Nov. 15 (UPI) — The Department of Defense has promised “significant progress” on the F-35 Lighting II Joint Strike Fighter, after hearing from lawmakers Wednesday that it’s unlikely to receive a multiyear contract to continue the program until problems with the aircraft are resolved.
Lockheed Martin and F-35 engine maker Pratt and Whitney want multiyear production contracts for the aircraft, but the program has been dogged by high operating costs, inadequate repair capacity, parts shortages and replacement parts that don’t last as long as they should.
While Lockheed and its subcontractors have been issued long-term contracts on the aircraft this year — including a $34 billion contract last month for several future production lots of the F-35 — delays and development issues have given Pentagon officials and members of Congress responsible for oversight pause on awarding similar future deals.
“I don’t see a multiyear contract going forward until the fundamental questions that have been asked thus far, and several that have not yet been put on the table have been resolved,” Rep. John Garamendi, D-Calif., chair of the House Armed Services Readiness Committee, said during a joint hearing two House Armed Services subcommittees Wednesday. “Heretofore, the contractors have had the long end of the leather and the government has been on the short end of the leather. That’s going to change.”

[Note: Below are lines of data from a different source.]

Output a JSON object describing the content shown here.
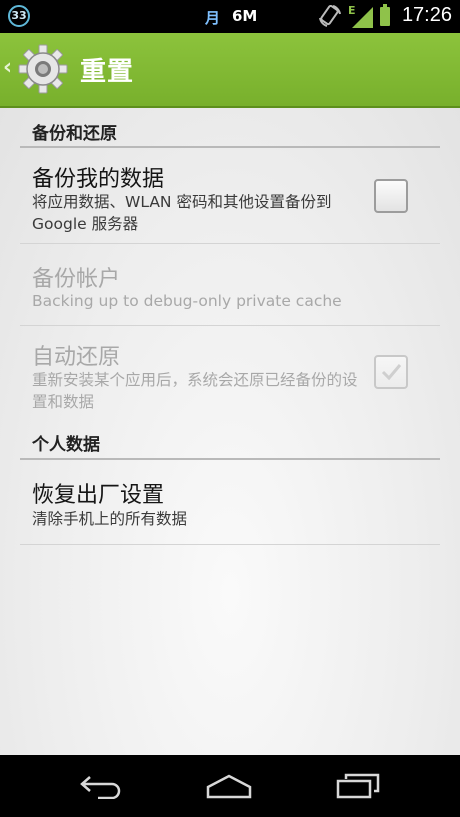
{
  "status_bar": {
    "notification_count": "33",
    "calendar_glyph": "月",
    "data_usage": "6M",
    "network_type": "E",
    "time": "17:26",
    "icons": [
      "notification-count-icon",
      "calendar-icon",
      "rotate-icon",
      "signal-icon",
      "battery-icon"
    ]
  },
  "action_bar": {
    "title": "重置",
    "back_glyph": "‹",
    "icon": "gear-icon"
  },
  "sections": [
    {
      "header": "备份和还原",
      "items": [
        {
          "title": "备份我的数据",
          "subtitle": "将应用数据、WLAN 密码和其他设置备份到 Google 服务器",
          "checkbox": true,
          "checked": false,
          "enabled": true
        },
        {
          "title": "备份帐户",
          "subtitle": "Backing up to debug-only private cache",
          "checkbox": false,
          "enabled": false
        },
        {
          "title": "自动还原",
          "subtitle": "重新安装某个应用后，系统会还原已经备份的设置和数据",
          "checkbox": true,
          "checked": true,
          "enabled": false
        }
      ]
    },
    {
      "header": "个人数据",
      "items": [
        {
          "title": "恢复出厂设置",
          "subtitle": "清除手机上的所有数据",
          "checkbox": false,
          "enabled": true
        }
      ]
    }
  ],
  "nav_bar": {
    "buttons": [
      "back-icon",
      "home-icon",
      "recent-apps-icon"
    ]
  },
  "colors": {
    "action_bar": "#80b834",
    "status_accent": "#8fc24a",
    "calendar_accent": "#7fc0ff"
  }
}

“The Tactical Air and Land Forces subcommittee has and will continue to support the program, but we don’t have unlimited resources which seem continually needed to achieve the elusive term associated with this program, ‘affordability,'” Rep. Donald Norcross, D-N.J., co-chair of the House Subcommittee on Tactical Air and Land Forces, said in his opening statement before the Wednesday hearing.
Lawmakers also stressed ongoing challenges with the Autonomic Logistics Information System, referred to as ALIS, which was created to deliver parts to aircraft maintainers but was so burdensome to use that some Air Force instructors and students stopped using it earlier this year, as Defense News reported in March.

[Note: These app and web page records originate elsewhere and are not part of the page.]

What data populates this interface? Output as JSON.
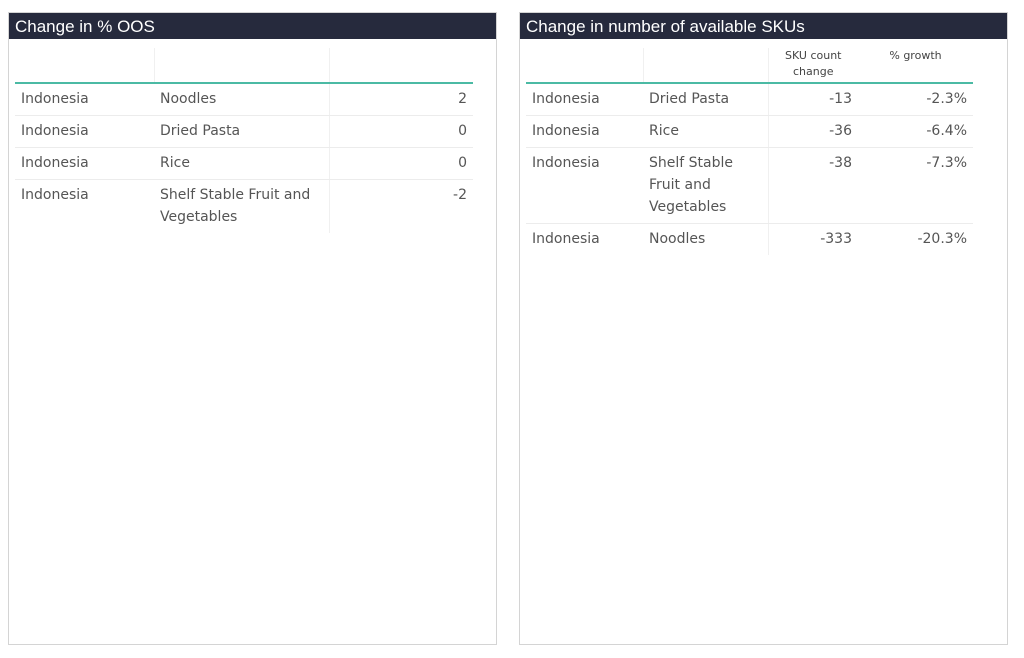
{
  "oos_panel": {
    "title": "Change in % OOS",
    "rows": [
      {
        "country": "Indonesia",
        "category": "Noodles",
        "value": "2"
      },
      {
        "country": "Indonesia",
        "category": "Dried Pasta",
        "value": "0"
      },
      {
        "country": "Indonesia",
        "category": "Rice",
        "value": "0"
      },
      {
        "country": "Indonesia",
        "category": "Shelf Stable Fruit and Vegetables",
        "value": "-2"
      }
    ]
  },
  "sku_panel": {
    "title": "Change in number of available SKUs",
    "headers": {
      "sku_count_change": "SKU count change",
      "pct_growth": "% growth"
    },
    "rows": [
      {
        "country": "Indonesia",
        "category": "Dried Pasta",
        "sku_change": "-13",
        "growth": "-2.3%"
      },
      {
        "country": "Indonesia",
        "category": "Rice",
        "sku_change": "-36",
        "growth": "-6.4%"
      },
      {
        "country": "Indonesia",
        "category": "Shelf Stable Fruit and Vegetables",
        "sku_change": "-38",
        "growth": "-7.3%"
      },
      {
        "country": "Indonesia",
        "category": "Noodles",
        "sku_change": "-333",
        "growth": "-20.3%"
      }
    ]
  },
  "colors": {
    "title_bar": "#262a3d",
    "header_underline": "#4bbaa4"
  }
}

The Department of Defense this week attributed problems with ALIS to Lockheed’s grip on intellectual property associated with the system, which the Pentagon wants made public.
In a press release issued after the hearing the Pentagon stressed that it is actively working to update ALIS.

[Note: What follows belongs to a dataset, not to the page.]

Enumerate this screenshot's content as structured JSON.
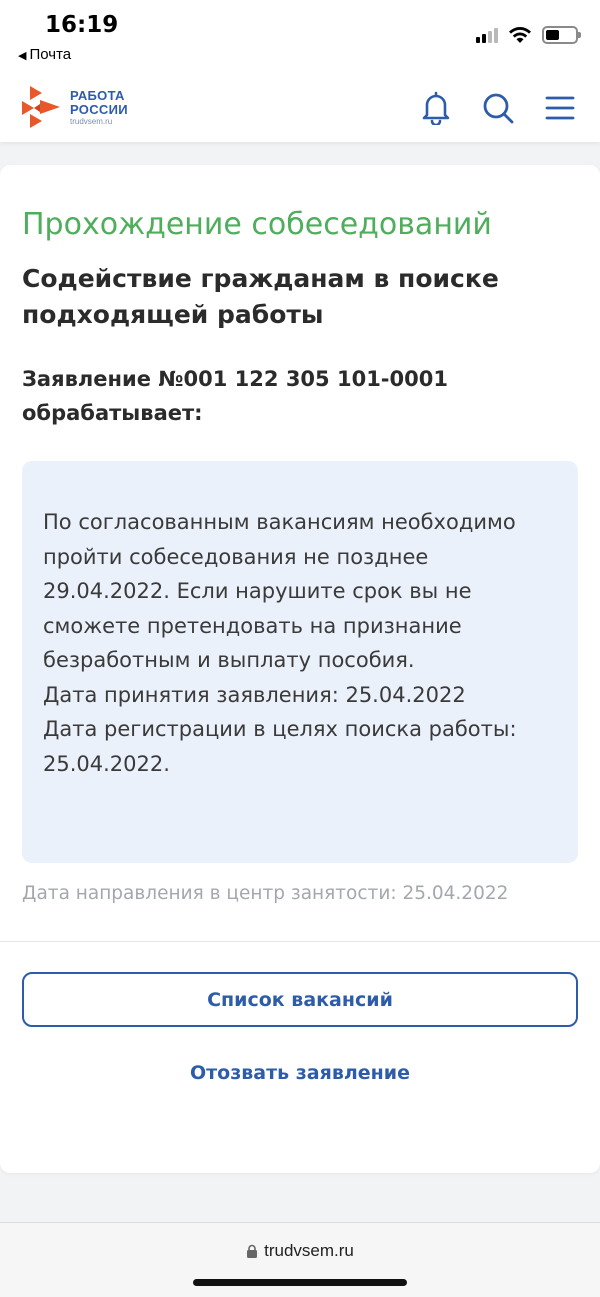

“What we are doing is re-architecting ALIS to make sure it meets the needs of the warfighter while making good use of taxpayer dollars, and we are working on a detailed plan right now as to when that capability will be delivered,” Ellen M. Lord, undersecretary of defense for acquisition and sustainment, told lawmakers during the hearing.
Lord said the Pentagon would not consider funding to award F-35 multiyear contracts for at least a year. Improvements to ALIS are costing Lockheed roughly $50 million, and the company will spend an additional $120 million for other improvements, USNI News reported Wednesday.
Air Force Lt. Gen. Eric T. Fick, the F-35 program executive officer, told the subcommittees he expects “significant improvement” on ALIS by fall 2020.
At the end of October, the Department of Defense awarded Lockheed a contract for 478 F-35 fighter planes at a cost below $80 million each — the largest contract and lowest price for the series. That deal was announced eight days after Lockheed announced a delay in testing that could keep the plane from full production for 13 months.
Acquisition costs during the F-35 program’s life cycle are estimated at more than $406 billion and sustainment costs at more than $1 trillion.
Thus far, Lockheed has delivered 460 F-35 Lightning II Strike Fighters to the U.S. Air Force, Navy and Marine Corps and to partner nations.
At a joint White House news conference Wednesday Turkish prime minister Recep Tayyip Erdogan, who was in Washington D.C. to meet with President Donald Trump, said the two discussed Turkey’s dispute with the U.S. over the F-35 and the Russian S-400 defense system, which Turkey has elected to buy instead of a U.S. manufactured one. Erdogan held open the possibility of buying a Raytheon-made Patriot missile system instead of the S-400.
In the hearing, Fick said the U.S. has found replacements for all but a dozen alternate suppliers for components of the aircraft previously provided by Turkey before Turkey’s removal from the F-35 partnership.